▽
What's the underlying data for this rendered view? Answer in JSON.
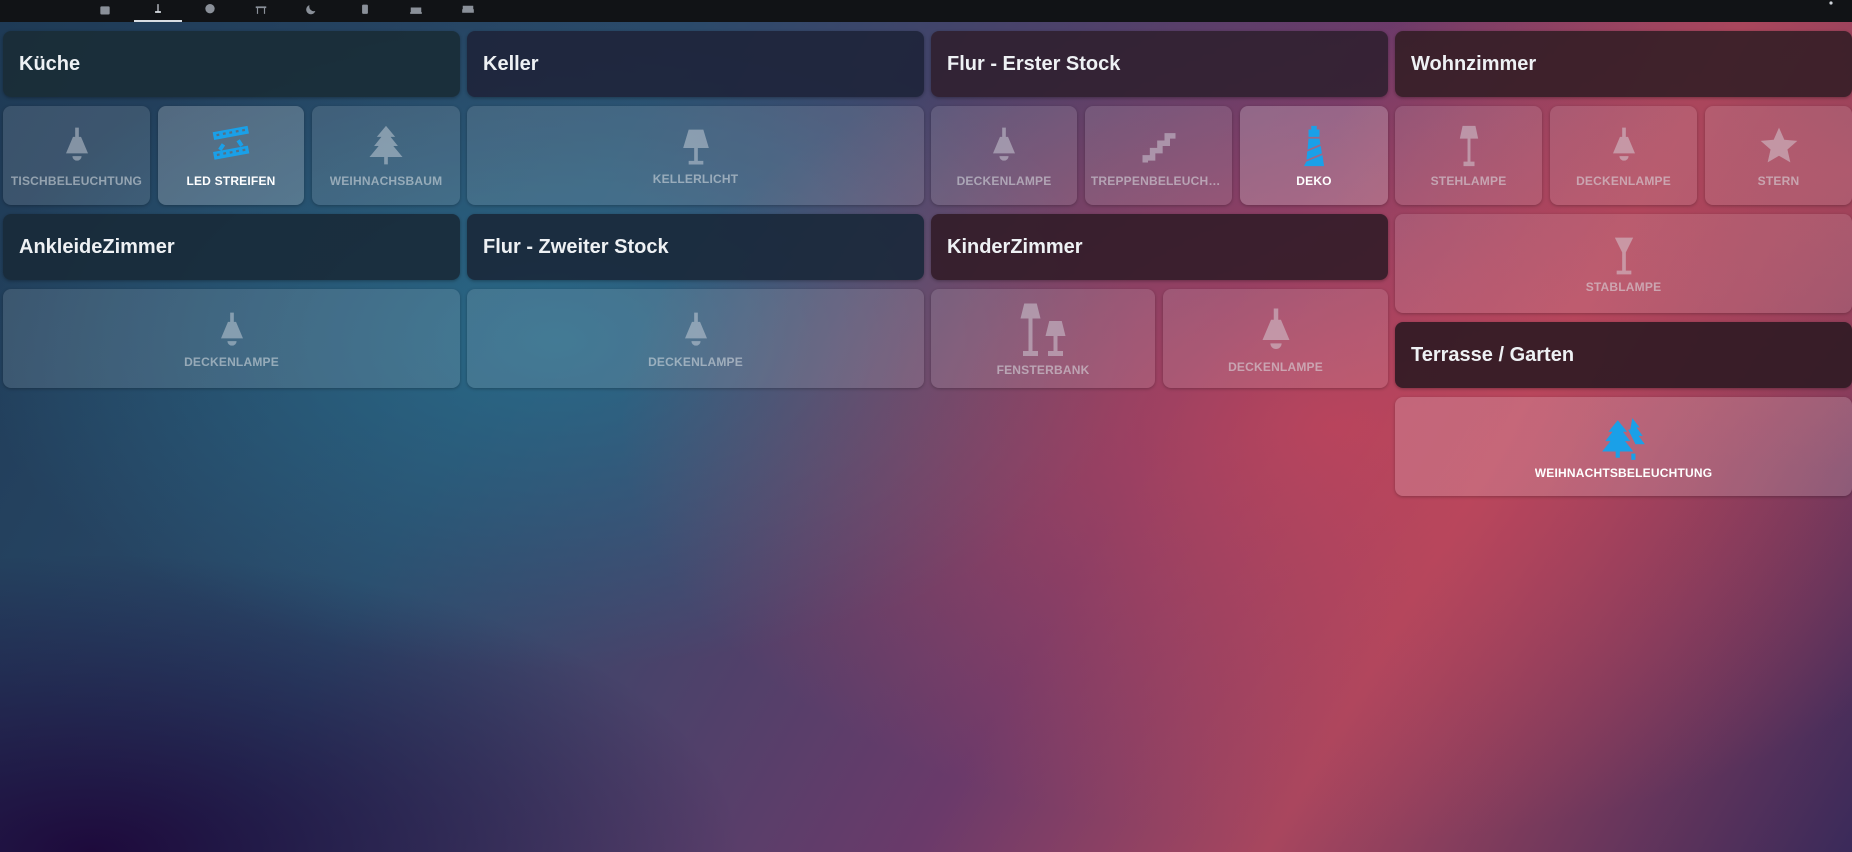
{
  "colors": {
    "accent": "#1aa0e8",
    "topbar": "#111316"
  },
  "topbar": {
    "tabs": [
      {
        "icon": "box-icon"
      },
      {
        "icon": "lamp-icon",
        "active": true
      },
      {
        "icon": "circle-icon"
      },
      {
        "icon": "table-icon"
      },
      {
        "icon": "moon-icon"
      },
      {
        "icon": "phone-icon"
      },
      {
        "icon": "sofa-icon"
      },
      {
        "icon": "bed-icon"
      }
    ],
    "menu_icon": "more-vertical-icon"
  },
  "rooms": {
    "kueche": {
      "title": "Küche",
      "tiles": [
        {
          "label": "TISCHBELEUCHTUNG",
          "icon": "ceiling-lamp-icon",
          "on": false
        },
        {
          "label": "LED STREIFEN",
          "icon": "led-strip-icon",
          "on": true
        },
        {
          "label": "WEIHNACHSBAUM",
          "icon": "pine-tree-icon",
          "on": false
        }
      ]
    },
    "keller": {
      "title": "Keller",
      "tiles": [
        {
          "label": "KELLERLICHT",
          "icon": "table-lamp-icon",
          "on": false
        }
      ]
    },
    "flur1": {
      "title": "Flur - Erster Stock",
      "tiles": [
        {
          "label": "DECKENLAMPE",
          "icon": "ceiling-lamp-icon",
          "on": false
        },
        {
          "label": "TREPPENBELEUCHTU...",
          "icon": "stairs-icon",
          "on": false
        },
        {
          "label": "DEKO",
          "icon": "lighthouse-icon",
          "on": true
        }
      ]
    },
    "wohnzimmer": {
      "title": "Wohnzimmer",
      "tiles": [
        {
          "label": "STEHLAMPE",
          "icon": "floor-lamp-icon",
          "on": false
        },
        {
          "label": "DECKENLAMPE",
          "icon": "ceiling-lamp-icon",
          "on": false
        },
        {
          "label": "STERN",
          "icon": "star-icon",
          "on": false
        },
        {
          "label": "STABLAMPE",
          "icon": "torch-lamp-icon",
          "on": false
        }
      ]
    },
    "ankleide": {
      "title": "AnkleideZimmer",
      "tiles": [
        {
          "label": "DECKENLAMPE",
          "icon": "ceiling-lamp-icon",
          "on": false
        }
      ]
    },
    "flur2": {
      "title": "Flur - Zweiter Stock",
      "tiles": [
        {
          "label": "DECKENLAMPE",
          "icon": "ceiling-lamp-icon",
          "on": false
        }
      ]
    },
    "kinder": {
      "title": "KinderZimmer",
      "tiles": [
        {
          "label": "FENSTERBANK",
          "icon": "lamps-icon",
          "on": false
        },
        {
          "label": "DECKENLAMPE",
          "icon": "ceiling-lamp-icon",
          "on": false
        }
      ]
    },
    "terrasse": {
      "title": "Terrasse / Garten",
      "tiles": [
        {
          "label": "WEIHNACHTSBELEUCHTUNG",
          "icon": "pine-trees-icon",
          "on": true
        }
      ]
    }
  }
}
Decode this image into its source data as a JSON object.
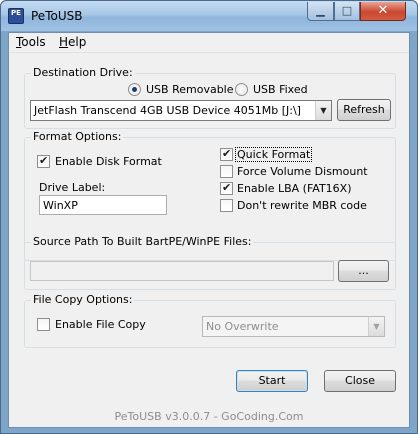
{
  "window": {
    "title": "PeToUSB",
    "app_icon_text": "PE"
  },
  "menu": {
    "tools": "Tools",
    "help": "Help"
  },
  "destination": {
    "group_title": "Destination Drive:",
    "usb_removable": "USB Removable",
    "usb_fixed": "USB Fixed",
    "selected": "usb_removable",
    "drive": "JetFlash Transcend 4GB USB Device 4051Mb [J:\\]",
    "refresh": "Refresh"
  },
  "format": {
    "group_title": "Format Options:",
    "enable_disk_format": {
      "label": "Enable Disk Format",
      "checked": true
    },
    "quick_format": {
      "label": "Quick Format",
      "checked": true
    },
    "force_volume_dismount": {
      "label": "Force Volume Dismount",
      "checked": false
    },
    "enable_lba": {
      "label": "Enable LBA (FAT16X)",
      "checked": true
    },
    "dont_rewrite_mbr": {
      "label": "Don't rewrite MBR code",
      "checked": false
    },
    "drive_label_title": "Drive Label:",
    "drive_label_value": "WinXP"
  },
  "source": {
    "group_title": "Source Path To Built BartPE/WinPE Files:",
    "path_value": "",
    "browse": "..."
  },
  "file_copy": {
    "group_title": "File Copy Options:",
    "enable_file_copy": {
      "label": "Enable File Copy",
      "checked": false
    },
    "mode": "No Overwrite"
  },
  "actions": {
    "start": "Start",
    "close": "Close"
  },
  "footer": "PeToUSB v3.0.0.7 - GoCoding.Com"
}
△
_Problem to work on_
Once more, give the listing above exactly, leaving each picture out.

_Output for this task_
What's the underlying data for this rendered view? Answer in JSON.
{
  "colors": {
    "accent": "#1aa0e8",
    "topbar": "#111316"
  },
  "topbar": {
    "tabs": [
      {
        "icon": "box-icon"
      },
      {
        "icon": "lamp-icon",
        "active": true
      },
      {
        "icon": "circle-icon"
      },
      {
        "icon": "table-icon"
      },
      {
        "icon": "moon-icon"
      },
      {
        "icon": "phone-icon"
      },
      {
        "icon": "sofa-icon"
      },
      {
        "icon": "bed-icon"
      }
    ],
    "menu_icon": "more-vertical-icon"
  },
  "rooms": {
    "kueche": {
      "title": "Küche",
      "tiles": [
        {
          "label": "TISCHBELEUCHTUNG",
          "icon": "ceiling-lamp-icon",
          "on": false
        },
        {
          "label": "LED STREIFEN",
          "icon": "led-strip-icon",
          "on": true
        },
        {
          "label": "WEIHNACHSBAUM",
          "icon": "pine-tree-icon",
          "on": false
        }
      ]
    },
    "keller": {
      "title": "Keller",
      "tiles": [
        {
          "label": "KELLERLICHT",
          "icon": "table-lamp-icon",
          "on": false
        }
      ]
    },
    "flur1": {
      "title": "Flur - Erster Stock",
      "tiles": [
        {
          "label": "DECKENLAMPE",
          "icon": "ceiling-lamp-icon",
          "on": false
        },
        {
          "label": "TREPPENBELEUCHTU...",
          "icon": "stairs-icon",
          "on": false
        },
        {
          "label": "DEKO",
          "icon": "lighthouse-icon",
          "on": true
        }
      ]
    },
    "wohnzimmer": {
      "title": "Wohnzimmer",
      "tiles": [
        {
          "label": "STEHLAMPE",
          "icon": "floor-lamp-icon",
          "on": false
        },
        {
          "label": "DECKENLAMPE",
          "icon": "ceiling-lamp-icon",
          "on": false
        },
        {
          "label": "STERN",
          "icon": "star-icon",
          "on": false
        },
        {
          "label": "STABLAMPE",
          "icon": "torch-lamp-icon",
          "on": false
        }
      ]
    },
    "ankleide": {
      "title": "AnkleideZimmer",
      "tiles": [
        {
          "label": "DECKENLAMPE",
          "icon": "ceiling-lamp-icon",
          "on": false
        }
      ]
    },
    "flur2": {
      "title": "Flur - Zweiter Stock",
      "tiles": [
        {
          "label": "DECKENLAMPE",
          "icon": "ceiling-lamp-icon",
          "on": false
        }
      ]
    },
    "kinder": {
      "title": "KinderZimmer",
      "tiles": [
        {
          "label": "FENSTERBANK",
          "icon": "lamps-icon",
          "on": false
        },
        {
          "label": "DECKENLAMPE",
          "icon": "ceiling-lamp-icon",
          "on": false
        }
      ]
    },
    "terrasse": {
      "title": "Terrasse / Garten",
      "tiles": [
        {
          "label": "WEIHNACHTSBELEUCHTUNG",
          "icon": "pine-trees-icon",
          "on": true
        }
      ]
    }
  }
}
Decode this image into its source data as a JSON object.
{
  "window": {
    "title": "PeToUSB",
    "app_icon_text": "PE"
  },
  "menu": {
    "tools": "Tools",
    "help": "Help"
  },
  "destination": {
    "group_title": "Destination Drive:",
    "usb_removable": "USB Removable",
    "usb_fixed": "USB Fixed",
    "selected": "usb_removable",
    "drive": "JetFlash Transcend 4GB USB Device 4051Mb [J:\\]",
    "refresh": "Refresh"
  },
  "format": {
    "group_title": "Format Options:",
    "enable_disk_format": {
      "label": "Enable Disk Format",
      "checked": true
    },
    "quick_format": {
      "label": "Quick Format",
      "checked": true
    },
    "force_volume_dismount": {
      "label": "Force Volume Dismount",
      "checked": false
    },
    "enable_lba": {
      "label": "Enable LBA (FAT16X)",
      "checked": true
    },
    "dont_rewrite_mbr": {
      "label": "Don't rewrite MBR code",
      "checked": false
    },
    "drive_label_title": "Drive Label:",
    "drive_label_value": "WinXP"
  },
  "source": {
    "group_title": "Source Path To Built BartPE/WinPE Files:",
    "path_value": "",
    "browse": "..."
  },
  "file_copy": {
    "group_title": "File Copy Options:",
    "enable_file_copy": {
      "label": "Enable File Copy",
      "checked": false
    },
    "mode": "No Overwrite"
  },
  "actions": {
    "start": "Start",
    "close": "Close"
  },
  "footer": "PeToUSB v3.0.0.7 - GoCoding.Com"
}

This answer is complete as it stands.